In Kubernetes, container networking is delegated to networking plug-ins that implement the Container Network Interface (CNI).
OKD uses the Multus CNI plug-in to allow chaining of CNI plug-ins. During cluster installation, you configure your default pod network. The default network handles all ordinary network traffic for the cluster. You can define an additional network based on the available CNI plug-ins and attach one or more of these networks to your pods. You can define more than one additional network for your cluster, depending on your needs. This gives you flexibility when you configure pods that deliver network functionality, such as switching or routing.
You can use an additional network in situations where network isolation is needed, including data plane and control plane separation. Isolating network traffic is useful for the following performance and security reasons:
You can send traffic on two different planes in order to manage how much traffic is along each plane.
You can send sensitive traffic onto a network plane that is managed specifically for security considerations, and you can separate private data that must not be shared between tenants or customers.
All of the pods in the cluster still use the cluster-wide default network
to maintain connectivity across the cluster. Every pod has an
that is attached to the cluster-wide pod network. You can view the interfaces
for a pod by using the
oc exec -it <pod_name> -- ip a command. If you
add additional network interfaces that use Multus CNI, they are named
To attach additional network interfaces to a pod, you must create configurations that define how the interfaces are attached.

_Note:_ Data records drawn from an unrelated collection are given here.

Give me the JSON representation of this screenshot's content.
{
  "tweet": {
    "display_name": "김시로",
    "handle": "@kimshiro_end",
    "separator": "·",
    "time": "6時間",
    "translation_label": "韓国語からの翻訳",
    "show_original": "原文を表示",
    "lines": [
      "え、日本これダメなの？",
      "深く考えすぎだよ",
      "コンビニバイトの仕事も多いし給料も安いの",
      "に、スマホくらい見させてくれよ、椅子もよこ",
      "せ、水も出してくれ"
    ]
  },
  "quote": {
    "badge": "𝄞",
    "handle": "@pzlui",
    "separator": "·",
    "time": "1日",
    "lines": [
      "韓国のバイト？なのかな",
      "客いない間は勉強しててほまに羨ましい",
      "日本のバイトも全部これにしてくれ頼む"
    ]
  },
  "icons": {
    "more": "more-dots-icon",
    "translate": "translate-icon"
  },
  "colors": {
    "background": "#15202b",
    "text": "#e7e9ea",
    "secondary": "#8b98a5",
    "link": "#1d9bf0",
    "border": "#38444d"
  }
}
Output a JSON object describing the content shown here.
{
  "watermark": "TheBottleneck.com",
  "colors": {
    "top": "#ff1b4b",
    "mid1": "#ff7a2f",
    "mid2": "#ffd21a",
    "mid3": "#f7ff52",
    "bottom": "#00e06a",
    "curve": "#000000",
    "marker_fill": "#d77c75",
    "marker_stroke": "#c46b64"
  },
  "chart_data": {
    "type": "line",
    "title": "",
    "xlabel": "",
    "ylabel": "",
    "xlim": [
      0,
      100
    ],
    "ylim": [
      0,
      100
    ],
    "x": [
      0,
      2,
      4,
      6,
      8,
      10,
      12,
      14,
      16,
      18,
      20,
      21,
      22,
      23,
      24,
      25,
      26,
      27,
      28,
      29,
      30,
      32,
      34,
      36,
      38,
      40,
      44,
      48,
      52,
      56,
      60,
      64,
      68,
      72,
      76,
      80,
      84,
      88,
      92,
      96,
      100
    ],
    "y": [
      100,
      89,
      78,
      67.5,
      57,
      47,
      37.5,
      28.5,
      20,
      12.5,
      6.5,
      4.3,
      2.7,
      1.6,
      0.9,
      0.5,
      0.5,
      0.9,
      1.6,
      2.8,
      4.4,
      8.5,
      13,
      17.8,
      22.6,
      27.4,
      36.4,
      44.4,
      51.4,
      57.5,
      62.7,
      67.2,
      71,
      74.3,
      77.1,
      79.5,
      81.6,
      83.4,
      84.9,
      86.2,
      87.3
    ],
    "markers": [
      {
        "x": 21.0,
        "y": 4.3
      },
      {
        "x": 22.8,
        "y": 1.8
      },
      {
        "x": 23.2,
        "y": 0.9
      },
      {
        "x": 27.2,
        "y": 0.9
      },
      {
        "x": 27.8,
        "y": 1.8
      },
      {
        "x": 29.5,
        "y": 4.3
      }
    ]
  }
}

You specify each interface by using a
NetworkAttachmentDefinition custom resource (CR). A CNI configuration inside each of these CRs defines how that interface is created.
OKD provides the following CNI plug-ins for creating additional networks in your cluster:
bridge: Creating a bridge-based additional network allows pods on the same host to communicate with each other and the host.
host-device: Configuring a host-device additional network allows pods access to a physical Ethernet network device on the host system.
ipvlan: Configuring an ipvlan-based additional network allows pods on a host to communicate with other hosts and pods on those hosts, similar to a macvlan-based additional network. Unlike a macvlan-based additional network, each pod shares the same MAC address as the parent physical network interface.
macvlan: Creating a macvlan-based additional network allows pods on a host to communicate with other hosts and pods on those hosts by using a physical network interface. Each pod that is attached to a macvlan-based additional network is provided a unique MAC address.
A macvlan additional network can be configured in two ways:
SR-IOV: Configuring an SR-IOV based additional network allows pods to attach to a virtual function (VF) interface on SR-IOV capable hardware on the host system.